▼

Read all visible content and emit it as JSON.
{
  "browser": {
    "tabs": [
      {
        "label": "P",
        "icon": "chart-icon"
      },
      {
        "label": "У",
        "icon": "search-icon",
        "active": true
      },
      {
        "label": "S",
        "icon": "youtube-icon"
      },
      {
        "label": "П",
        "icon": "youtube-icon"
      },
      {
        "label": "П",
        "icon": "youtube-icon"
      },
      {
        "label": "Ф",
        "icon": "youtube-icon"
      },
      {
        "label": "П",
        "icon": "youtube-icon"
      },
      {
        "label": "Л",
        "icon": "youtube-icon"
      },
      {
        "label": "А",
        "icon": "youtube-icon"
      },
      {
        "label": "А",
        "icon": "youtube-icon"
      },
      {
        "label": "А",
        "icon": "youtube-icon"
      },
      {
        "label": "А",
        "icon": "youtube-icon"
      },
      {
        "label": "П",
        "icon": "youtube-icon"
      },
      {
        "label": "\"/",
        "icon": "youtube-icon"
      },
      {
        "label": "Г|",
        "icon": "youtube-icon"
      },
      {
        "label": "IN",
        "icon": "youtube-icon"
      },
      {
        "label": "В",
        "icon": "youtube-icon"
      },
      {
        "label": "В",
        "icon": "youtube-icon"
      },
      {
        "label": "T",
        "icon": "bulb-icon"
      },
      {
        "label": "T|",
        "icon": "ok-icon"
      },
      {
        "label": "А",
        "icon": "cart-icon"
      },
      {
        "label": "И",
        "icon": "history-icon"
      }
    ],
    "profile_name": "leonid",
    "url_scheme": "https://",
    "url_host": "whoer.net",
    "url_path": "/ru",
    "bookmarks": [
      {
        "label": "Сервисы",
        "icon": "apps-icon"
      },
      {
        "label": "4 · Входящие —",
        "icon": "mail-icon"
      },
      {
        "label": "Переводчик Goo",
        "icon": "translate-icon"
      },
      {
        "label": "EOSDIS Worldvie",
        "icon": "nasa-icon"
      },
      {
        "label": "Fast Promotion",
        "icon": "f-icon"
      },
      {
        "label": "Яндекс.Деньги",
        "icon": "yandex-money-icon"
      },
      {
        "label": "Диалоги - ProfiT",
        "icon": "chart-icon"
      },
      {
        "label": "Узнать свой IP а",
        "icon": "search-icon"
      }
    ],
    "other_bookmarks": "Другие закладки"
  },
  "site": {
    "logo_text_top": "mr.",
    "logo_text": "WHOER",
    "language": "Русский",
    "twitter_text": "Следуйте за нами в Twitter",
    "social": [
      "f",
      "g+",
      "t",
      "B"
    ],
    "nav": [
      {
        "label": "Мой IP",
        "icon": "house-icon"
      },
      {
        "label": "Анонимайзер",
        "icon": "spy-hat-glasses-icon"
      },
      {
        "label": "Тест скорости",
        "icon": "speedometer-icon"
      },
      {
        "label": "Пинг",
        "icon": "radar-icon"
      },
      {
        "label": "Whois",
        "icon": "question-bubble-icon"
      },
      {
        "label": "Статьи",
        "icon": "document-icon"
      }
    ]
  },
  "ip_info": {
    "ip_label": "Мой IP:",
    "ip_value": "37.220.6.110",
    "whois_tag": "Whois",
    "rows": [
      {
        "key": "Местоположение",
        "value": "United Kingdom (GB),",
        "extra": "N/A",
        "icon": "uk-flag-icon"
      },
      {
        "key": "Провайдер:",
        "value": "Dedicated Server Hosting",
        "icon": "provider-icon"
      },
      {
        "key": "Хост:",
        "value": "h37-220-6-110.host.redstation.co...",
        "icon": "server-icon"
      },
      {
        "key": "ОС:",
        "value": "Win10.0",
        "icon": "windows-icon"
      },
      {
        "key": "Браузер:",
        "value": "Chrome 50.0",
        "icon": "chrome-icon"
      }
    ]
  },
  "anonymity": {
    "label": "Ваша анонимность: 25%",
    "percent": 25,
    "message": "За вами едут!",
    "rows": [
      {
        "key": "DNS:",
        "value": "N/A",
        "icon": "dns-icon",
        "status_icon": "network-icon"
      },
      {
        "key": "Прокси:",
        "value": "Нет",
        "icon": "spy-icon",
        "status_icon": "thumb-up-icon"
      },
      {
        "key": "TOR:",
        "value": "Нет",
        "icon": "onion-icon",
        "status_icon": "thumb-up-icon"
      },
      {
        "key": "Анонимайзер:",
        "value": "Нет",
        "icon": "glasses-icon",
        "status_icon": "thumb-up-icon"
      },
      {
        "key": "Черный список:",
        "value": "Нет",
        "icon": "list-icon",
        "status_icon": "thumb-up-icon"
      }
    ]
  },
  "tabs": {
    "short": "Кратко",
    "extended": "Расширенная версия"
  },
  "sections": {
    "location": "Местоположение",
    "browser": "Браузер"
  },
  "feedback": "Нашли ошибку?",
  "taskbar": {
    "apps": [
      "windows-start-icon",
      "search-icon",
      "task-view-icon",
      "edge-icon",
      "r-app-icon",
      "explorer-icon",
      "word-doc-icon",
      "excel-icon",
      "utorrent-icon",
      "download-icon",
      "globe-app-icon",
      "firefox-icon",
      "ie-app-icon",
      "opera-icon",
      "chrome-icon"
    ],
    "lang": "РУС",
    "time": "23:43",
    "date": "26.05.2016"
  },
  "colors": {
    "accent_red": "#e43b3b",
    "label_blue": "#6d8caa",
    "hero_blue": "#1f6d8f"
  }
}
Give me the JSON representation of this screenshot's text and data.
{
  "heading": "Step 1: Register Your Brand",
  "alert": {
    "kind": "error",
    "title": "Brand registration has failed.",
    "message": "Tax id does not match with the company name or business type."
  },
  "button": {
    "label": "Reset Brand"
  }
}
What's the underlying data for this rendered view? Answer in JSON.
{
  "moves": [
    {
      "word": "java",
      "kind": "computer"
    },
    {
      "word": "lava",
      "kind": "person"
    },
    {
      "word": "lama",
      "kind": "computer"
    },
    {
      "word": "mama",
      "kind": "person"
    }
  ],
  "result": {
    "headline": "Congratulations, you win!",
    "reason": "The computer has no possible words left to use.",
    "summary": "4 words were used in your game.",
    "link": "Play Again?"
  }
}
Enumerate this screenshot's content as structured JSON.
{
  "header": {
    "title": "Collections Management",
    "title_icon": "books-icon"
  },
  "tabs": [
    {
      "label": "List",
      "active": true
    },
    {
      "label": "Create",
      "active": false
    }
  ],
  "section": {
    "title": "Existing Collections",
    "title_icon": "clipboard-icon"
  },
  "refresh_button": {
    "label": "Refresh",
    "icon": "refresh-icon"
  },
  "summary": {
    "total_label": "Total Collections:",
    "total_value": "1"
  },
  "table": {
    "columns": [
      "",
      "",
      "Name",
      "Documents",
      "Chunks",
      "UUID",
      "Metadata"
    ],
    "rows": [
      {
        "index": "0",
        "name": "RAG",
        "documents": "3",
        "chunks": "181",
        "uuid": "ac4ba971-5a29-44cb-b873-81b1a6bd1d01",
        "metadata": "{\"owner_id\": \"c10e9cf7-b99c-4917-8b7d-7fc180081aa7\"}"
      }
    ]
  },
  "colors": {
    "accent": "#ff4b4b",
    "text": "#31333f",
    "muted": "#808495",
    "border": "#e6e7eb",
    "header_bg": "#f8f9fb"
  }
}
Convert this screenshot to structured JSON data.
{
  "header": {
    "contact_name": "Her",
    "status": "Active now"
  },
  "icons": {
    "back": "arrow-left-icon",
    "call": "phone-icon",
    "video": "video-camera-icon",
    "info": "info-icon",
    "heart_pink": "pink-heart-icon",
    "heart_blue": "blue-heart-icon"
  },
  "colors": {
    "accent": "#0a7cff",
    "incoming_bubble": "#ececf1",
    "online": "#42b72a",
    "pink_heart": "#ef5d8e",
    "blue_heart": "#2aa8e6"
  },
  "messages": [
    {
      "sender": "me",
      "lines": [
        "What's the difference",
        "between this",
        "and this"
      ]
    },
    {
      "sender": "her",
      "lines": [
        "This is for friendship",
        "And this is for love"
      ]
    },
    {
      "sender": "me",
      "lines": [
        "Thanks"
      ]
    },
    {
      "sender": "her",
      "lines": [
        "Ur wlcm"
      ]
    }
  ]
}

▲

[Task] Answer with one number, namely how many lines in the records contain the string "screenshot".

[Result of this exercise] 3